What is expected: Please report how many lines in the data underneath hold the word "функция", with no other text.

Source records:
· · · ·
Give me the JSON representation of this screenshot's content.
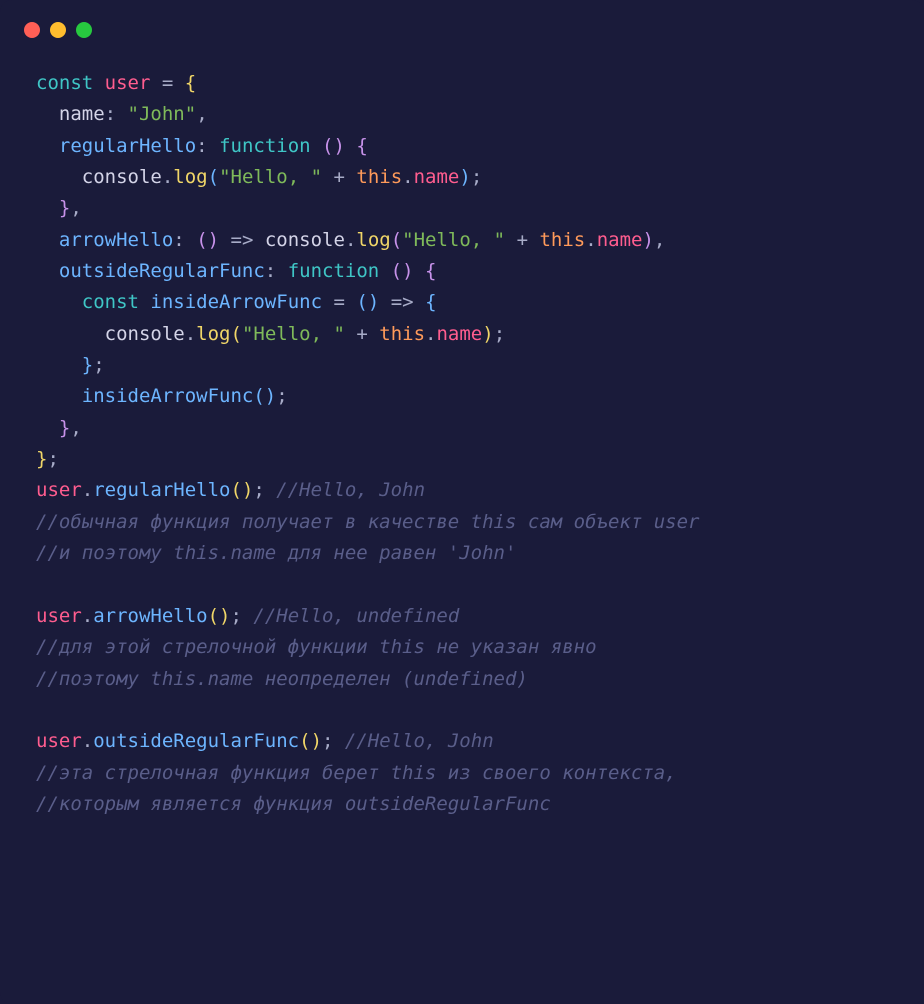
{
  "titlebar": {
    "dots": [
      "red",
      "yellow",
      "green"
    ]
  },
  "code": {
    "lines": [
      [
        {
          "cls": "tok-kw",
          "t": "const"
        },
        {
          "cls": "tok-plain",
          "t": " "
        },
        {
          "cls": "tok-var",
          "t": "user"
        },
        {
          "cls": "tok-plain",
          "t": " "
        },
        {
          "cls": "tok-op",
          "t": "="
        },
        {
          "cls": "tok-plain",
          "t": " "
        },
        {
          "cls": "tok-brace",
          "t": "{"
        }
      ],
      [
        {
          "cls": "tok-plain",
          "t": "  name"
        },
        {
          "cls": "tok-punc",
          "t": ":"
        },
        {
          "cls": "tok-plain",
          "t": " "
        },
        {
          "cls": "tok-str",
          "t": "\"John\""
        },
        {
          "cls": "tok-punc",
          "t": ","
        }
      ],
      [
        {
          "cls": "tok-plain",
          "t": "  "
        },
        {
          "cls": "tok-prop",
          "t": "regularHello"
        },
        {
          "cls": "tok-punc",
          "t": ":"
        },
        {
          "cls": "tok-plain",
          "t": " "
        },
        {
          "cls": "tok-kw",
          "t": "function"
        },
        {
          "cls": "tok-plain",
          "t": " "
        },
        {
          "cls": "tok-paren-p",
          "t": "()"
        },
        {
          "cls": "tok-plain",
          "t": " "
        },
        {
          "cls": "tok-paren-p",
          "t": "{"
        }
      ],
      [
        {
          "cls": "tok-plain",
          "t": "    console"
        },
        {
          "cls": "tok-punc",
          "t": "."
        },
        {
          "cls": "tok-fn",
          "t": "log"
        },
        {
          "cls": "tok-paren-b",
          "t": "("
        },
        {
          "cls": "tok-str",
          "t": "\"Hello, \""
        },
        {
          "cls": "tok-plain",
          "t": " "
        },
        {
          "cls": "tok-op",
          "t": "+"
        },
        {
          "cls": "tok-plain",
          "t": " "
        },
        {
          "cls": "tok-this",
          "t": "this"
        },
        {
          "cls": "tok-punc",
          "t": "."
        },
        {
          "cls": "tok-var",
          "t": "name"
        },
        {
          "cls": "tok-paren-b",
          "t": ")"
        },
        {
          "cls": "tok-punc",
          "t": ";"
        }
      ],
      [
        {
          "cls": "tok-plain",
          "t": "  "
        },
        {
          "cls": "tok-paren-p",
          "t": "}"
        },
        {
          "cls": "tok-punc",
          "t": ","
        }
      ],
      [
        {
          "cls": "tok-plain",
          "t": "  "
        },
        {
          "cls": "tok-prop",
          "t": "arrowHello"
        },
        {
          "cls": "tok-punc",
          "t": ":"
        },
        {
          "cls": "tok-plain",
          "t": " "
        },
        {
          "cls": "tok-paren-p",
          "t": "()"
        },
        {
          "cls": "tok-plain",
          "t": " "
        },
        {
          "cls": "tok-op",
          "t": "=>"
        },
        {
          "cls": "tok-plain",
          "t": " console"
        },
        {
          "cls": "tok-punc",
          "t": "."
        },
        {
          "cls": "tok-fn",
          "t": "log"
        },
        {
          "cls": "tok-paren-p",
          "t": "("
        },
        {
          "cls": "tok-str",
          "t": "\"Hello, \""
        },
        {
          "cls": "tok-plain",
          "t": " "
        },
        {
          "cls": "tok-op",
          "t": "+"
        },
        {
          "cls": "tok-plain",
          "t": " "
        },
        {
          "cls": "tok-this",
          "t": "this"
        },
        {
          "cls": "tok-punc",
          "t": "."
        },
        {
          "cls": "tok-var",
          "t": "name"
        },
        {
          "cls": "tok-paren-p",
          "t": ")"
        },
        {
          "cls": "tok-punc",
          "t": ","
        }
      ],
      [
        {
          "cls": "tok-plain",
          "t": "  "
        },
        {
          "cls": "tok-prop",
          "t": "outsideRegularFunc"
        },
        {
          "cls": "tok-punc",
          "t": ":"
        },
        {
          "cls": "tok-plain",
          "t": " "
        },
        {
          "cls": "tok-kw",
          "t": "function"
        },
        {
          "cls": "tok-plain",
          "t": " "
        },
        {
          "cls": "tok-paren-p",
          "t": "()"
        },
        {
          "cls": "tok-plain",
          "t": " "
        },
        {
          "cls": "tok-paren-p",
          "t": "{"
        }
      ],
      [
        {
          "cls": "tok-plain",
          "t": "    "
        },
        {
          "cls": "tok-kw",
          "t": "const"
        },
        {
          "cls": "tok-plain",
          "t": " "
        },
        {
          "cls": "tok-prop",
          "t": "insideArrowFunc"
        },
        {
          "cls": "tok-plain",
          "t": " "
        },
        {
          "cls": "tok-op",
          "t": "="
        },
        {
          "cls": "tok-plain",
          "t": " "
        },
        {
          "cls": "tok-paren-b",
          "t": "()"
        },
        {
          "cls": "tok-plain",
          "t": " "
        },
        {
          "cls": "tok-op",
          "t": "=>"
        },
        {
          "cls": "tok-plain",
          "t": " "
        },
        {
          "cls": "tok-paren-b",
          "t": "{"
        }
      ],
      [
        {
          "cls": "tok-plain",
          "t": "      console"
        },
        {
          "cls": "tok-punc",
          "t": "."
        },
        {
          "cls": "tok-fn",
          "t": "log"
        },
        {
          "cls": "tok-paren-y",
          "t": "("
        },
        {
          "cls": "tok-str",
          "t": "\"Hello, \""
        },
        {
          "cls": "tok-plain",
          "t": " "
        },
        {
          "cls": "tok-op",
          "t": "+"
        },
        {
          "cls": "tok-plain",
          "t": " "
        },
        {
          "cls": "tok-this",
          "t": "this"
        },
        {
          "cls": "tok-punc",
          "t": "."
        },
        {
          "cls": "tok-var",
          "t": "name"
        },
        {
          "cls": "tok-paren-y",
          "t": ")"
        },
        {
          "cls": "tok-punc",
          "t": ";"
        }
      ],
      [
        {
          "cls": "tok-plain",
          "t": "    "
        },
        {
          "cls": "tok-paren-b",
          "t": "}"
        },
        {
          "cls": "tok-punc",
          "t": ";"
        }
      ],
      [
        {
          "cls": "tok-plain",
          "t": "    "
        },
        {
          "cls": "tok-prop",
          "t": "insideArrowFunc"
        },
        {
          "cls": "tok-paren-b",
          "t": "()"
        },
        {
          "cls": "tok-punc",
          "t": ";"
        }
      ],
      [
        {
          "cls": "tok-plain",
          "t": "  "
        },
        {
          "cls": "tok-paren-p",
          "t": "}"
        },
        {
          "cls": "tok-punc",
          "t": ","
        }
      ],
      [
        {
          "cls": "tok-brace",
          "t": "}"
        },
        {
          "cls": "tok-punc",
          "t": ";"
        }
      ],
      [
        {
          "cls": "tok-var",
          "t": "user"
        },
        {
          "cls": "tok-punc",
          "t": "."
        },
        {
          "cls": "tok-prop",
          "t": "regularHello"
        },
        {
          "cls": "tok-brace",
          "t": "()"
        },
        {
          "cls": "tok-punc",
          "t": ";"
        },
        {
          "cls": "tok-plain",
          "t": " "
        },
        {
          "cls": "tok-comment",
          "t": "//Hello, John"
        }
      ],
      [
        {
          "cls": "tok-comment",
          "t": "//обычная функция получает в качестве this сам объект user"
        }
      ],
      [
        {
          "cls": "tok-comment",
          "t": "//и поэтому this.name для нее равен 'John'"
        }
      ],
      [
        {
          "cls": "tok-plain",
          "t": ""
        }
      ],
      [
        {
          "cls": "tok-var",
          "t": "user"
        },
        {
          "cls": "tok-punc",
          "t": "."
        },
        {
          "cls": "tok-prop",
          "t": "arrowHello"
        },
        {
          "cls": "tok-brace",
          "t": "()"
        },
        {
          "cls": "tok-punc",
          "t": ";"
        },
        {
          "cls": "tok-plain",
          "t": " "
        },
        {
          "cls": "tok-comment",
          "t": "//Hello, undefined"
        }
      ],
      [
        {
          "cls": "tok-comment",
          "t": "//для этой стрелочной функции this не указан явно"
        }
      ],
      [
        {
          "cls": "tok-comment",
          "t": "//поэтому this.name неопределен (undefined)"
        }
      ],
      [
        {
          "cls": "tok-plain",
          "t": ""
        }
      ],
      [
        {
          "cls": "tok-var",
          "t": "user"
        },
        {
          "cls": "tok-punc",
          "t": "."
        },
        {
          "cls": "tok-prop",
          "t": "outsideRegularFunc"
        },
        {
          "cls": "tok-brace",
          "t": "()"
        },
        {
          "cls": "tok-punc",
          "t": ";"
        },
        {
          "cls": "tok-plain",
          "t": " "
        },
        {
          "cls": "tok-comment",
          "t": "//Hello, John"
        }
      ],
      [
        {
          "cls": "tok-comment",
          "t": "//эта стрелочная функция берет this из своего контекста,"
        }
      ],
      [
        {
          "cls": "tok-comment",
          "t": "//которым является функция outsideRegularFunc"
        }
      ]
    ]
  }
}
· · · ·
Solution for this task: 3